Delegations from Libya’s High Council of State and the Libyan House of Representatives are set to meet in Morocco on Friday, January 22, Anadolu Agency reported today.
Citing a Libyan official, the Turkish newspaper said the meeting between representatives from the two legislative bodies that have been competing for Libya will allow them to discuss appointments to a number of critical leadership positions.
Morocco’s Ministry of Foreign Affairs is yet to confirm the news or share details about the venue and talking points.
News about the upcoming meeting in Morocco come only one day after the Libyan Political Dialogue Forum, composed of members from the rival parliaments, voted in favor of a UN-led proposal. The proposal mainly concerns the mechanism to select Libya’s executive authority for the preparatory period ahead of the national elections set to take place on December 24, 2021.
The upcoming meeting will confirm Morocco’s important role in allowing the efforts to solve the Libyan crisis reach an advanced stage.
Since 2015, Morocco has been at the forefront of countries advocating for a political solution ushered by Libyans themselves, away from foreign intervention.

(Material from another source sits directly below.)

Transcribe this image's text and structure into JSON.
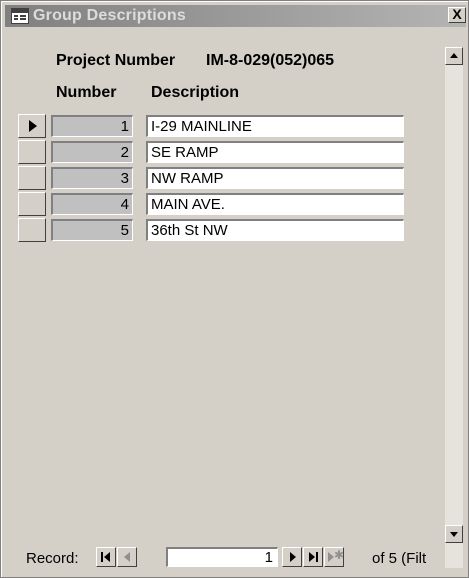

Morocco’s first major achievement in facilitating negotiations between Libyans was the Skhirat Agreement, signed in December 2015. The agreement put a ceasefire between warring parties in Libya and represented a solid framework for Libyans to negotiate a peaceful solution to their political crisis.
More recently, in 2020, as rival Libyan factions began showing their willingness to compromise and get out of the political deadlock, Morocco hosted a series of meetings between delegations from the High Council of State and the Libyan House of Representatives.
Between September and November 2020, Morocco hosted three sessions of the Inter-Libyan Dialogue in Bouznika, near Rabat. The meetings allowed the Libyan parties to reach agreements on several points of contention, notably the criteria and mechanisms for appointments to leadership positions in sovereign national institutions.
Tangier, in northern Morocco, also hosted a meeting in late November, a few days after the Libyan High Council of State and the Libyan House of Representatives agreed on the date to hold national elections. The date of the elections, December 24, 2021, coincides with Libya’s Independence Day.
The successive meetings indicate that the political crisis that Libya has endured for several years might soon reach an end.